_INSTRUCTIONS TO FOLLOW_
Each line of the entries that mentions the string "legend" needs to be reported.

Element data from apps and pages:
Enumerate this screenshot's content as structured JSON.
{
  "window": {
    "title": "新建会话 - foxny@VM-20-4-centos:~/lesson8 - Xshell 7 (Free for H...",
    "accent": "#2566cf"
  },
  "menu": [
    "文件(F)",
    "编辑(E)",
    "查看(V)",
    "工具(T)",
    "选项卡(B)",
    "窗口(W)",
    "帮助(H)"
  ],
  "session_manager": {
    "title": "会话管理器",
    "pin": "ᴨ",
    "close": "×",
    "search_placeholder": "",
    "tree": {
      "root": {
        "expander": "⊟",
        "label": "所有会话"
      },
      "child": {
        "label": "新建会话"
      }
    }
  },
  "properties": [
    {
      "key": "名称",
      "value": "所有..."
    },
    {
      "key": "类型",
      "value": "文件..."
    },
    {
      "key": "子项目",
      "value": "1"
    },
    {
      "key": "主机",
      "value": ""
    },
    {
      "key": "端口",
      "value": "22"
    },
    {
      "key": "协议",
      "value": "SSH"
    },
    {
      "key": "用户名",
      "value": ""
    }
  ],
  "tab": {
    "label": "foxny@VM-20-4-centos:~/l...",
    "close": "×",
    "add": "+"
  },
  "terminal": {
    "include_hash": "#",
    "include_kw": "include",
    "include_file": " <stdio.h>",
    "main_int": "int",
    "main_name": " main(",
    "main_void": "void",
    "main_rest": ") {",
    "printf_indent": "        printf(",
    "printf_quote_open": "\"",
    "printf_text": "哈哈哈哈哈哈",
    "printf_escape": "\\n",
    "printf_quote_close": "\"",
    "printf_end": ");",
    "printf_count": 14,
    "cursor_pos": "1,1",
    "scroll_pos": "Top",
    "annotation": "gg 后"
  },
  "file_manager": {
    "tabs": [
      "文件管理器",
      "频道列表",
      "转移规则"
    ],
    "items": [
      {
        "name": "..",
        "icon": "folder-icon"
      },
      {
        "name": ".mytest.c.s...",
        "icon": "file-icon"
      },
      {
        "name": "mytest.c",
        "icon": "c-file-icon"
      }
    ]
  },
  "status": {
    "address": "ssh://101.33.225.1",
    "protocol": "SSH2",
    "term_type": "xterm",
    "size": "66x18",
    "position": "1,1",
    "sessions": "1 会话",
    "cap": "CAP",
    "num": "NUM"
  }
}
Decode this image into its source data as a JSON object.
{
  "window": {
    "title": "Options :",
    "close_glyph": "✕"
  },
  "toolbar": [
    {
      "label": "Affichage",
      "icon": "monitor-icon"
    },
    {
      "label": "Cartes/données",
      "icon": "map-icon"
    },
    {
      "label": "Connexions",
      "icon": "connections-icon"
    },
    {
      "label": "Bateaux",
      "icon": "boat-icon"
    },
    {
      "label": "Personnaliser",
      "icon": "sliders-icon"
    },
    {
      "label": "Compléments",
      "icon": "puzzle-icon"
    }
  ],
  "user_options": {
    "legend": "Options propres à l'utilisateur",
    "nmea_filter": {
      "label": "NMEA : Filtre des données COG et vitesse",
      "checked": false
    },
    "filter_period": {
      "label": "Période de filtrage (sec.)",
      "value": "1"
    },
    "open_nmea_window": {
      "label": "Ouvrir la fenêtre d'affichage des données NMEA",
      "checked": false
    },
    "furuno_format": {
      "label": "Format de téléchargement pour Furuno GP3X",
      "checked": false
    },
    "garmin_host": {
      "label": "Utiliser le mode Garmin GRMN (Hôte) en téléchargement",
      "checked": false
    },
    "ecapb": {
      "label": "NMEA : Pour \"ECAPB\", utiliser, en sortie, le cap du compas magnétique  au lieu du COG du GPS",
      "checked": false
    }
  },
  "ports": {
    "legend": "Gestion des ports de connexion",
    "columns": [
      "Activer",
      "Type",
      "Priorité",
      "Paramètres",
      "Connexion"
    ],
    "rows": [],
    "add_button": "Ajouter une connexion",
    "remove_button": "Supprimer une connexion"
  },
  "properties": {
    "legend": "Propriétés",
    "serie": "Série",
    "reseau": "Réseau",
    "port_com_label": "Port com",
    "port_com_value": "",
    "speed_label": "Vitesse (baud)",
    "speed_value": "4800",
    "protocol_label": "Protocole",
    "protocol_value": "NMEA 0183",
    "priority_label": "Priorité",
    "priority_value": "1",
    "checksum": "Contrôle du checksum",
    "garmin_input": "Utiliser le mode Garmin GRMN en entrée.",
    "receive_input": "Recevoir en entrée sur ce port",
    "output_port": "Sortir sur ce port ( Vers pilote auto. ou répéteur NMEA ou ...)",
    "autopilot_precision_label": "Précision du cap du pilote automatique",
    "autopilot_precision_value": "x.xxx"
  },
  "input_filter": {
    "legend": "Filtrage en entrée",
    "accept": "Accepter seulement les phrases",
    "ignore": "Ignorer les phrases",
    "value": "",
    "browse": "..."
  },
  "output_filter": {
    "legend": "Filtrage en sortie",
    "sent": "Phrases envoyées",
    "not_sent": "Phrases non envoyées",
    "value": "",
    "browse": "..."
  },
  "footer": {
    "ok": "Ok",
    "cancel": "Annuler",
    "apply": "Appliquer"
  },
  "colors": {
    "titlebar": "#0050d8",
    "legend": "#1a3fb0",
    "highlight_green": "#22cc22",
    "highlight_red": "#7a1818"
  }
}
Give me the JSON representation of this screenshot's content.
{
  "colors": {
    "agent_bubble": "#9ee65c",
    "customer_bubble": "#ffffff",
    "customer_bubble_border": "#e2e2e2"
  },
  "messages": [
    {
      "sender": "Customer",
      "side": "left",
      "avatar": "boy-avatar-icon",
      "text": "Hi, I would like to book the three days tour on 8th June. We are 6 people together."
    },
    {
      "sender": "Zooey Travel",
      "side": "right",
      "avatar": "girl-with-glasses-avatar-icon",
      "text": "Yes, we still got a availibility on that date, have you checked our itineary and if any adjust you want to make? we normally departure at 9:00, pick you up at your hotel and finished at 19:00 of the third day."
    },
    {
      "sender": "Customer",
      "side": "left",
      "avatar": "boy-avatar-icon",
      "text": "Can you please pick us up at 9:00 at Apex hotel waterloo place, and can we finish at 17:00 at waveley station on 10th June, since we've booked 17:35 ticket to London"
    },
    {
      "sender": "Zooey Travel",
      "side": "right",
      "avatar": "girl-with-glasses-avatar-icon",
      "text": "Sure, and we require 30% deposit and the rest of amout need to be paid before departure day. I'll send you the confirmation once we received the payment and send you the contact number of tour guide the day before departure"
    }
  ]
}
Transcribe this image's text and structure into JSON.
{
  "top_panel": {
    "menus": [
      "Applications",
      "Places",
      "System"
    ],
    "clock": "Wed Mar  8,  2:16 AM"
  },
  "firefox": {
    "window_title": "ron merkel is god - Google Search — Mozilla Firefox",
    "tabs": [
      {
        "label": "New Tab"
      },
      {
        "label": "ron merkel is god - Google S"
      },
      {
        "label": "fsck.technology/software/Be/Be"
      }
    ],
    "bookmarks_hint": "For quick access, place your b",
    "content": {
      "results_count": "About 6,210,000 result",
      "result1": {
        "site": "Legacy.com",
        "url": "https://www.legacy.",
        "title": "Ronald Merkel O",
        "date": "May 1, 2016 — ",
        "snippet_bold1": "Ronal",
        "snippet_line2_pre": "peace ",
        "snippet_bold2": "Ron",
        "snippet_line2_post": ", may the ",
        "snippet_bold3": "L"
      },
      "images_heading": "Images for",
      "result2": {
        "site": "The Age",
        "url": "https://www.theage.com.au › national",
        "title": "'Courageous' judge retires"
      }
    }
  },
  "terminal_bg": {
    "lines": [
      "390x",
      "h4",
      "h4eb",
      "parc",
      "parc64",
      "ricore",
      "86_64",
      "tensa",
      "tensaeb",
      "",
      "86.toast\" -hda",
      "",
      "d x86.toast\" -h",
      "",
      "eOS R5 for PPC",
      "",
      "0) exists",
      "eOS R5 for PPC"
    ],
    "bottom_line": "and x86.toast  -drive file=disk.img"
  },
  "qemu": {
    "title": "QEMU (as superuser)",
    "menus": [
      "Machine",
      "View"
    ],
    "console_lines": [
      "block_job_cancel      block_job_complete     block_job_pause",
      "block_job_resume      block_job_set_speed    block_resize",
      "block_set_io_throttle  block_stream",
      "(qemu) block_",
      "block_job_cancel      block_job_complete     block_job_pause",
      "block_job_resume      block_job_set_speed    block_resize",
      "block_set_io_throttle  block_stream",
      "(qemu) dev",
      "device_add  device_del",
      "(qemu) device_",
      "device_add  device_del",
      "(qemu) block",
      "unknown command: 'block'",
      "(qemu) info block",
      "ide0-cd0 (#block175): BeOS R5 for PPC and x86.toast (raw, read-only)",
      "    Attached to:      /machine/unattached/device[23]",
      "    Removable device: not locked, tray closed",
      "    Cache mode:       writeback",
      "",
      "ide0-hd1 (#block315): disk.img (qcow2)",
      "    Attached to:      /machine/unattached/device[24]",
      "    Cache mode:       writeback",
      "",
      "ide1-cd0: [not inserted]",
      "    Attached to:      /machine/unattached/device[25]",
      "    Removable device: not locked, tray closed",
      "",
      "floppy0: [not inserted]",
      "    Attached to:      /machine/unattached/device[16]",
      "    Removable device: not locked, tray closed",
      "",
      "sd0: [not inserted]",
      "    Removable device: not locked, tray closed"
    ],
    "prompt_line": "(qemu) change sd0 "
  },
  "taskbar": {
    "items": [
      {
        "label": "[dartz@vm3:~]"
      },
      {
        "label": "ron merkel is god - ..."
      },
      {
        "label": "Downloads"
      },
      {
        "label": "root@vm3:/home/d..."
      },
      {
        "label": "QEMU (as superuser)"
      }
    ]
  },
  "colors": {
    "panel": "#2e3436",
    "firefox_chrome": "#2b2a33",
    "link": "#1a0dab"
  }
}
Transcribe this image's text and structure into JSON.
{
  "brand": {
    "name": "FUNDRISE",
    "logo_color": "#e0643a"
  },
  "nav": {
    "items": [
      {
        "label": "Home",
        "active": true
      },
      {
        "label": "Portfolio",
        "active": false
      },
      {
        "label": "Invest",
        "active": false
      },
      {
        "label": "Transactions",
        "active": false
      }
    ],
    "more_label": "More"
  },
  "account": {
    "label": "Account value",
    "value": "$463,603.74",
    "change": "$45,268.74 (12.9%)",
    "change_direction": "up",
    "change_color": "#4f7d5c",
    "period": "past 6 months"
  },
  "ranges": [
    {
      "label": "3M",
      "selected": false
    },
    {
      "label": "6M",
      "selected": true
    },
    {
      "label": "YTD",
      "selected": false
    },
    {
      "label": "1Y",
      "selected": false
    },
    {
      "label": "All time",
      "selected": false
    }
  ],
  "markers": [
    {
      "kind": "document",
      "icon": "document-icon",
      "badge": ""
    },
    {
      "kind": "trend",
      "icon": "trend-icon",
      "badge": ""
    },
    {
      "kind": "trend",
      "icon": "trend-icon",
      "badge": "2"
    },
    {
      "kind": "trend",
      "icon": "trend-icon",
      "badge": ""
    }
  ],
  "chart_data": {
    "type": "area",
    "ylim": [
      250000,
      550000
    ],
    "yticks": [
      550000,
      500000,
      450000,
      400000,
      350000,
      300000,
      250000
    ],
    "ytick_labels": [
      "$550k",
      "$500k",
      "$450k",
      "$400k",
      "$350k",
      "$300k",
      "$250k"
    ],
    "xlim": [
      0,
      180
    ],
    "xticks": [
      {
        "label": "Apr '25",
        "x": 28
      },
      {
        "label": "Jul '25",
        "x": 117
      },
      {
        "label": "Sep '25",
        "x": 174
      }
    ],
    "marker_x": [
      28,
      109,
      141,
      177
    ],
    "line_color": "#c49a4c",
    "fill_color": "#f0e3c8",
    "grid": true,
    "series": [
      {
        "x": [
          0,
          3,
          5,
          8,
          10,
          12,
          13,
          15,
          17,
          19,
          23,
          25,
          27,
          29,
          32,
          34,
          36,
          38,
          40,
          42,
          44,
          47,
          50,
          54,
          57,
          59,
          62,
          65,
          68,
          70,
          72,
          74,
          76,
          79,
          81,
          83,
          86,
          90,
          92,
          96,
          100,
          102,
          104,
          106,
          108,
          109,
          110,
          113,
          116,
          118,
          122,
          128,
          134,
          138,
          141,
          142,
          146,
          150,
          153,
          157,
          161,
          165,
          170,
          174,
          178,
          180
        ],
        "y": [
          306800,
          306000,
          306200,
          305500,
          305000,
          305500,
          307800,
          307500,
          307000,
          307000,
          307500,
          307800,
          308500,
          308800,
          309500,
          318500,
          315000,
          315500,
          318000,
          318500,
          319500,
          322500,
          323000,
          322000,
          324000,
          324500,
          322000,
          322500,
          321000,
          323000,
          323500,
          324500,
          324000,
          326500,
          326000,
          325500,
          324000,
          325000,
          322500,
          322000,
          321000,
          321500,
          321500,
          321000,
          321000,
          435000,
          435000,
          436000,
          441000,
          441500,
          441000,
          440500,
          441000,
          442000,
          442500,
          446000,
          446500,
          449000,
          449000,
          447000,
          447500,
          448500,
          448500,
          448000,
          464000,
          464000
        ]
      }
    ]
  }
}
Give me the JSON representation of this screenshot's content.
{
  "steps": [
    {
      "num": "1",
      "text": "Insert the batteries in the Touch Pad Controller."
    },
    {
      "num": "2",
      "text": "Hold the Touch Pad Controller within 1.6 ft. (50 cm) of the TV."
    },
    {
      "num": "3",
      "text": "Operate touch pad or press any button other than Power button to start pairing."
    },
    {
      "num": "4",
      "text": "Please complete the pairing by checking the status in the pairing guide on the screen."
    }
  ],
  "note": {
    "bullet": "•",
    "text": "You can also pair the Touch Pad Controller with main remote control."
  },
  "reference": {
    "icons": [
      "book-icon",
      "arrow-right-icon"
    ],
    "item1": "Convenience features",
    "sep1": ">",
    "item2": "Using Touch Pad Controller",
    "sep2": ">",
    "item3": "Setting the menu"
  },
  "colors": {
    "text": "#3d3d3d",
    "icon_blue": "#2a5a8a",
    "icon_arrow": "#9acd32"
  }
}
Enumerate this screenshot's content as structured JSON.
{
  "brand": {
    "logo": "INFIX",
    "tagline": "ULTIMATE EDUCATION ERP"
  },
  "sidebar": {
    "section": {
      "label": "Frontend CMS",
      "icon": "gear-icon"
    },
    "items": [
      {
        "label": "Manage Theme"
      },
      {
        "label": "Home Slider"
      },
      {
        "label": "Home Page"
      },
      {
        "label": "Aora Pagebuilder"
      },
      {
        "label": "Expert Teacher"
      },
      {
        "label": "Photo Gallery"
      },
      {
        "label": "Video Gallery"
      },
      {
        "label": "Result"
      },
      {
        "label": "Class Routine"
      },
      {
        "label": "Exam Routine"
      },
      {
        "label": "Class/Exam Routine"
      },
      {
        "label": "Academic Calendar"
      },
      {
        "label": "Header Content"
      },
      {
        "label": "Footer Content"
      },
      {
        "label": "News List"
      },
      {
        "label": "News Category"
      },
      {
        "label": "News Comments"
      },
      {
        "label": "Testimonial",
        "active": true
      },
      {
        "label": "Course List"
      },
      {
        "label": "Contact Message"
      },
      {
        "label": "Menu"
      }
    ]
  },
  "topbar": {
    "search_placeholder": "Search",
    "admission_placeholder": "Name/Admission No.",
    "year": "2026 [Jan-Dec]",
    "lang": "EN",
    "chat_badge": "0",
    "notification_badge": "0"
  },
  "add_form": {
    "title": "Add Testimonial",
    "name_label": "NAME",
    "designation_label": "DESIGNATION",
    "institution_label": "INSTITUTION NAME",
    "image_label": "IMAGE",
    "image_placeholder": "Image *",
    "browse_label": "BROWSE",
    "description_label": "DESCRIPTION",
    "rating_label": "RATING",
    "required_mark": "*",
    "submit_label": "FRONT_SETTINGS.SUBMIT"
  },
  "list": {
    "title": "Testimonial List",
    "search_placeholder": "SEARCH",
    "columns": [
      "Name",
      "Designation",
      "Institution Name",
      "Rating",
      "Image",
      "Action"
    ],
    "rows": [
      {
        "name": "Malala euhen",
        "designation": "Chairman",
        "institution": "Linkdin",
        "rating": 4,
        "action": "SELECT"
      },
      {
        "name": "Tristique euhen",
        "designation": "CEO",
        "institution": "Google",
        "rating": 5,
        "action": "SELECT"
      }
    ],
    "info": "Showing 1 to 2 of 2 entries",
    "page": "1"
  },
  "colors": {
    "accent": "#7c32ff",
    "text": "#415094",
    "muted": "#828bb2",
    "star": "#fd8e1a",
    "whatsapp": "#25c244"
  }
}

_OUTPUT_
    "legend": "Options propres à l'utilisateur",
    "legend": "Gestion des ports de connexion",
    "legend": "Propriétés",
    "legend": "Filtrage en entrée",
    "legend": "Filtrage en sortie",
    "legend": "#1a3fb0",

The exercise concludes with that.